End users are relying more than ever on online sources of information to influence their purchasing behavior. But the idea that there is a single decision-maker determining whether to purchase your products or not isn’t true anymore.
According to a survey of B2B buyers conducted by The CMO Council in partnership with NetLine Corporation, the majority of marketing materials and the products they’re pitching go through several levels before a buying consensus is reached. Specifically, the research found that companies regularly go online to find, compare and research vendor offerings, and that “sourcing, sharing and consumption of content occurred mostly among three types of informally structured buying groups” or “sharing circles” within enterprises, each of whom typically respond to a different type of content:
Researchers seek out broad content such as industry reports and studies that help inform them of new solutions and trends.
Influencers also respond to general messaging, but are more likely to explore technically oriented information such as specifications, data sheets and use cases. According to the CMO Council, “influencers” are the segment most likely to respond to content marketing, such as infographics, video and blog commentary.
Decision Makers “want to stay informed through research reports and analyst commentary but also expect to have access to data in order to quickly enable better decision making.”
While online vendor marketing messages are consumed and disseminated relatively evenly throughout the corporate hierarchy, purchasing decisions usually begin with lower or mid-level employees and are passed up to leadership. By contrast, online marketing content originates with senior-level executives in less than a third of cases, and from there it is typically sent downstream for product identification, and final purchase and execution.
This dynamic creates an interesting conundrum for B2B marketers, and seems to contradict the simple strategies often promoted by industry experts, who recommend targeting messaging to executives with the authority to make a purchasing decision.
So how should marketers respond? Linda West, partner and marketing director at New York’s Defined Creative, said B2B marketers need to begin thinking outside the marketing funnel and build a “marketing ecosystem” that anticipates the fluid dynamics of enterprise decision making.
“Your customers won’t all act alike, and they certainly won’t follow a singular linear path down a funnel that you’ve predetermined,” she wrote.

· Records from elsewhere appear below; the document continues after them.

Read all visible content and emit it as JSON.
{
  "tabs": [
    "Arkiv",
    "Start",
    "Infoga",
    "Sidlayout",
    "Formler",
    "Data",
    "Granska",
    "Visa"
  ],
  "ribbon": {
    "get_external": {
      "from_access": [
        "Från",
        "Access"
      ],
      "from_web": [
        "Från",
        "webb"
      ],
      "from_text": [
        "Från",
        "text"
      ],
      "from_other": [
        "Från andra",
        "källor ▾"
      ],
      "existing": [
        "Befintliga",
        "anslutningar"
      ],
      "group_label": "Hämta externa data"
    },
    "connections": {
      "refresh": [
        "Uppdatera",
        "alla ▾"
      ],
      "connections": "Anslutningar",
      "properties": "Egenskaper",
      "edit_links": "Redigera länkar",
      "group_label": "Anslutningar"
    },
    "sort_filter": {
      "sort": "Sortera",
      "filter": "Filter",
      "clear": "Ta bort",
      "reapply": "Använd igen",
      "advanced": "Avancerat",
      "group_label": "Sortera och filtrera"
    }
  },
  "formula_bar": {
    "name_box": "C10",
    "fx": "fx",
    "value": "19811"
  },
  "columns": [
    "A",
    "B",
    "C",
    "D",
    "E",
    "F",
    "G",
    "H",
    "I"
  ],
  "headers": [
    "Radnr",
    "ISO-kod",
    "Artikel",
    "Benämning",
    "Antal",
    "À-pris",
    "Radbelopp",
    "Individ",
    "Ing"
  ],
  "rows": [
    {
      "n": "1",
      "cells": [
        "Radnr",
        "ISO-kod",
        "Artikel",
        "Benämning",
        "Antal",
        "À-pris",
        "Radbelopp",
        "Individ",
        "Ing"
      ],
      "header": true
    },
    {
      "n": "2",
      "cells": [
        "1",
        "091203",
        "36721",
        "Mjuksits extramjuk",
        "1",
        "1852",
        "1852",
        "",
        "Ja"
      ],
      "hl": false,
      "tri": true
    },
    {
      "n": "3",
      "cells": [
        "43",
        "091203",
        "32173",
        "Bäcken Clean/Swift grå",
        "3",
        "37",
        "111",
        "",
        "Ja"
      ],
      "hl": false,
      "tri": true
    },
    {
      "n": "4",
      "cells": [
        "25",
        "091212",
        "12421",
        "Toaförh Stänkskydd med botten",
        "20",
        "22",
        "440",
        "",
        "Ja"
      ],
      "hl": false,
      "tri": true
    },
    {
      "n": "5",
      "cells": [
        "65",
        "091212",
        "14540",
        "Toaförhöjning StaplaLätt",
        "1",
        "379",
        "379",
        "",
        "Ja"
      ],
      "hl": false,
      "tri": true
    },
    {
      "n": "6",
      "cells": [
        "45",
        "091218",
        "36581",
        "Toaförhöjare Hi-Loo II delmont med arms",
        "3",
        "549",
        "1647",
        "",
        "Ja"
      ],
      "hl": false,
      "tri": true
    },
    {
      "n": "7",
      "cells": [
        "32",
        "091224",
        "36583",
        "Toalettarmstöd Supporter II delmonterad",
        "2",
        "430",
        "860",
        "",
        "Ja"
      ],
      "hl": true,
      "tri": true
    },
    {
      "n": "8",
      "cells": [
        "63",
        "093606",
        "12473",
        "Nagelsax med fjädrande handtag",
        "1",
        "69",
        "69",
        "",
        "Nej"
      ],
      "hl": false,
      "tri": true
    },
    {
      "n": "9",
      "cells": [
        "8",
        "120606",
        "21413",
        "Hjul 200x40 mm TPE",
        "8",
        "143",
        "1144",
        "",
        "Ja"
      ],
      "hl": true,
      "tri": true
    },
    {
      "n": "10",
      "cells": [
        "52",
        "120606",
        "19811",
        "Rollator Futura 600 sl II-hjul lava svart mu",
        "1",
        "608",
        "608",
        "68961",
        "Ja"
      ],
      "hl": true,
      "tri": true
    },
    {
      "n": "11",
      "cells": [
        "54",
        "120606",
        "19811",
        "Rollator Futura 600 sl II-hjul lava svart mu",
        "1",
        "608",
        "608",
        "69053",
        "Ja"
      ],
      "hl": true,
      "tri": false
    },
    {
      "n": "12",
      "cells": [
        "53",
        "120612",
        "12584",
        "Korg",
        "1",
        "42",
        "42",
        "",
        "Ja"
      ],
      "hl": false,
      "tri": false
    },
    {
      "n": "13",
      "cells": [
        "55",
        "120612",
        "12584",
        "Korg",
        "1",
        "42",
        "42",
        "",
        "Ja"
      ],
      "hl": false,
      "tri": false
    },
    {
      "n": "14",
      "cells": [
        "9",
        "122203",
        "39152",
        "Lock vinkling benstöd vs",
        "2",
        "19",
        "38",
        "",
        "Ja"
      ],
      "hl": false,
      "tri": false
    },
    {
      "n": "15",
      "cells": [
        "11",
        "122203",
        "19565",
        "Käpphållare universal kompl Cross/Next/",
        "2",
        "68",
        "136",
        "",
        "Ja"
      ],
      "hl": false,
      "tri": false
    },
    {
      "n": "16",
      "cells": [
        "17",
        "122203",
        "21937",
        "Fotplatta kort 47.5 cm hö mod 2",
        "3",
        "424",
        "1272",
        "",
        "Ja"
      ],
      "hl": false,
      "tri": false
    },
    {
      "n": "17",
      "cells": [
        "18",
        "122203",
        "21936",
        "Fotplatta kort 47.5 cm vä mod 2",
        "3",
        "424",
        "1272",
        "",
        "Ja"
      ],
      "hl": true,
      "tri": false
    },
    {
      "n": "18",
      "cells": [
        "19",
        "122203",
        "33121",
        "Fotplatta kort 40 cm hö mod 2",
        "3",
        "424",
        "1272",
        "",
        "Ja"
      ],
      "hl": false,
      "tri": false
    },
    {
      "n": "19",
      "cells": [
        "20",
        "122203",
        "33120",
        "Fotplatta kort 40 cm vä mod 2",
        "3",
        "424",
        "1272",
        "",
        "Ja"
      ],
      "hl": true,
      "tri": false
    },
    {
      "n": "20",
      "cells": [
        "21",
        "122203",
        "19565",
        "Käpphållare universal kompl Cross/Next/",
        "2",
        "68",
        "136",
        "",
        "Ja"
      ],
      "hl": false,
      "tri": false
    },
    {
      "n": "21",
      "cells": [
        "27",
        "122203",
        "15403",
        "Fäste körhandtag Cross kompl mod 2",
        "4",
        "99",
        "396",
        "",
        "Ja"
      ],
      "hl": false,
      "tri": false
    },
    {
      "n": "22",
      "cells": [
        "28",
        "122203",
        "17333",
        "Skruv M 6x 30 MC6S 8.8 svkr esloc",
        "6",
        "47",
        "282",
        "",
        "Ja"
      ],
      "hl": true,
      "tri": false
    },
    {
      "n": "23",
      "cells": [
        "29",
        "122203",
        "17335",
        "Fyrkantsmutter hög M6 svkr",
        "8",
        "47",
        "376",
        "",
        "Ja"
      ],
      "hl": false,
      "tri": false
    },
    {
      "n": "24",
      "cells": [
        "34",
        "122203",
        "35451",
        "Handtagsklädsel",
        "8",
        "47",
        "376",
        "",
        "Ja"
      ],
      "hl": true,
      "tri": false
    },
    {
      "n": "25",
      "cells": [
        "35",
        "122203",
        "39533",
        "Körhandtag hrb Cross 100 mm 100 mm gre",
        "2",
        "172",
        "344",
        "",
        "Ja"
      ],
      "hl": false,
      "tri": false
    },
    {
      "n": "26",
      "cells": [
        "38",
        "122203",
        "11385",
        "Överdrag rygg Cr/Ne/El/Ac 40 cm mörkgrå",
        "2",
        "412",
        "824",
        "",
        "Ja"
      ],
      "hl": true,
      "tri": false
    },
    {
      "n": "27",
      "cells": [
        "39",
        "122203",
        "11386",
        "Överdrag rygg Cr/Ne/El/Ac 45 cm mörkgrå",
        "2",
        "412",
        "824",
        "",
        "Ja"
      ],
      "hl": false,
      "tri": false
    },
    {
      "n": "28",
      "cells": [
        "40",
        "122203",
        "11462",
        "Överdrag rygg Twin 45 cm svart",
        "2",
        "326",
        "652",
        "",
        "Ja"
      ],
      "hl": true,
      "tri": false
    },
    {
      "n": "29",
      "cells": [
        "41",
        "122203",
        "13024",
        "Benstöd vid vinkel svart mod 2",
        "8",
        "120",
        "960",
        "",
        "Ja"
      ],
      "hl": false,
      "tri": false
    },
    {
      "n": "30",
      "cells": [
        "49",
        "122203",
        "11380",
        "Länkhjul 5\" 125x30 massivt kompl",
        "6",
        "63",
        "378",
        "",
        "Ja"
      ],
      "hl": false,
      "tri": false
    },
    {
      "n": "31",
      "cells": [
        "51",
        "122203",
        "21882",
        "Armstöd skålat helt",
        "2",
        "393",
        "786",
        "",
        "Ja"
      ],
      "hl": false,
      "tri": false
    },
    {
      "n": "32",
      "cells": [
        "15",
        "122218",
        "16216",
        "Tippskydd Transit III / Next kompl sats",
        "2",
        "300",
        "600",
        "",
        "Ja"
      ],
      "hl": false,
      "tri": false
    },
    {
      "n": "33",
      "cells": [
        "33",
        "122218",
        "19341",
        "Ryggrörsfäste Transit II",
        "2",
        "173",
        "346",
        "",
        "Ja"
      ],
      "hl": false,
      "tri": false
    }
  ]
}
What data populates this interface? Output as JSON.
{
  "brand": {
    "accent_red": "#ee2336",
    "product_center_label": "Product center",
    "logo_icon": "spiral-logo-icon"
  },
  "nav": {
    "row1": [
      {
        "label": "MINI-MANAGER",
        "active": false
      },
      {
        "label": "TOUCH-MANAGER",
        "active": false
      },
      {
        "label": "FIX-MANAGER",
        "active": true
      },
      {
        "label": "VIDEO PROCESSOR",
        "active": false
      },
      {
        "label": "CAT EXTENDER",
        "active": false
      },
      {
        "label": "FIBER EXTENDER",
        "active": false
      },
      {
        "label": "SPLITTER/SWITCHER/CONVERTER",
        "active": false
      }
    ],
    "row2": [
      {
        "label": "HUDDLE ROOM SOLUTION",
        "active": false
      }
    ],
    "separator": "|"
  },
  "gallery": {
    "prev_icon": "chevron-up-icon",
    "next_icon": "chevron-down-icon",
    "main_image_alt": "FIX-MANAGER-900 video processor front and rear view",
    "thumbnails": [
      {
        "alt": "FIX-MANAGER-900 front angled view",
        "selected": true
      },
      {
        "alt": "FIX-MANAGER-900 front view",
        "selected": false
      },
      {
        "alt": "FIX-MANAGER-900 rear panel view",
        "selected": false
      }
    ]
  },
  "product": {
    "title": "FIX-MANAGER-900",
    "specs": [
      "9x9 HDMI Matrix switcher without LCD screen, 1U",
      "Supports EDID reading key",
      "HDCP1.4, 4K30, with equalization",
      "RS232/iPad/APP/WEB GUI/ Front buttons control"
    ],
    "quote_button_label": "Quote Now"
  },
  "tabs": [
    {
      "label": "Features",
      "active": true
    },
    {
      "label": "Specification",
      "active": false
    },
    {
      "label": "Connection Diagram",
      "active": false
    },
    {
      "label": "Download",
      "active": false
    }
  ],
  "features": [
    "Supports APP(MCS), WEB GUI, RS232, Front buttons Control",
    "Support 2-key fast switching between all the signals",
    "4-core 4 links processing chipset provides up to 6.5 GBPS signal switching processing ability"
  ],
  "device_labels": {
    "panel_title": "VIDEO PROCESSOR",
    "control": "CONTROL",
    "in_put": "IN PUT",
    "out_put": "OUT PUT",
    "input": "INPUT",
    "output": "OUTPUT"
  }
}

Ultimately these messages will get in front of someone with purchasing authority, but there are many channels and the key is choosing the right one for your target.